What you have to do
Look through the lines of the material and count those containing "International". Give that count alone.

Information shown
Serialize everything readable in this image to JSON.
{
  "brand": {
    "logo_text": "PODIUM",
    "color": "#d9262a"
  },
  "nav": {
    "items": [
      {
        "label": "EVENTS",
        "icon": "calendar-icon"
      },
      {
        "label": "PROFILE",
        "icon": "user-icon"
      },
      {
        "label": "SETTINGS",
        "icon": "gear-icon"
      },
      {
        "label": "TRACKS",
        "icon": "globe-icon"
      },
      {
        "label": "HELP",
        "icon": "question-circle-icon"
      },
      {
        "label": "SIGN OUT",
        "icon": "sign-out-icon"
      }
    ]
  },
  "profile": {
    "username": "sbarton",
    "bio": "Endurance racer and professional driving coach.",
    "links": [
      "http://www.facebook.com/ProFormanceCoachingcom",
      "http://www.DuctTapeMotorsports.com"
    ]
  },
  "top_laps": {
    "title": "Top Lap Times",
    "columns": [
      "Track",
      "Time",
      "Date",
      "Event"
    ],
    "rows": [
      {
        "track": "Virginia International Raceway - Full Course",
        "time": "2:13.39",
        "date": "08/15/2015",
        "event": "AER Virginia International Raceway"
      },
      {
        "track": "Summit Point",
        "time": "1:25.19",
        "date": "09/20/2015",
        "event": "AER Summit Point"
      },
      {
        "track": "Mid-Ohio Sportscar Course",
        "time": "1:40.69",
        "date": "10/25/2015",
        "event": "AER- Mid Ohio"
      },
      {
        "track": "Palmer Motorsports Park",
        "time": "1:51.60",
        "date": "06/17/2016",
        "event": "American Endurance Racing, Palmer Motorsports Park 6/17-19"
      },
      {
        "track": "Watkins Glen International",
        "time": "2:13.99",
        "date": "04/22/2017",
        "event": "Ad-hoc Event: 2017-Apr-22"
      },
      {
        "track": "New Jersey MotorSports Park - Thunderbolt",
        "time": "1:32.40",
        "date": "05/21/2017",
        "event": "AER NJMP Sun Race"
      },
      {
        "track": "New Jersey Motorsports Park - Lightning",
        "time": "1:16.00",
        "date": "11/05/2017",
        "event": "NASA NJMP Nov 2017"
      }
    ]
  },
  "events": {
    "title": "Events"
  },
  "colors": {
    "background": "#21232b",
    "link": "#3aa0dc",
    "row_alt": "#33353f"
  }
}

Output of the task
3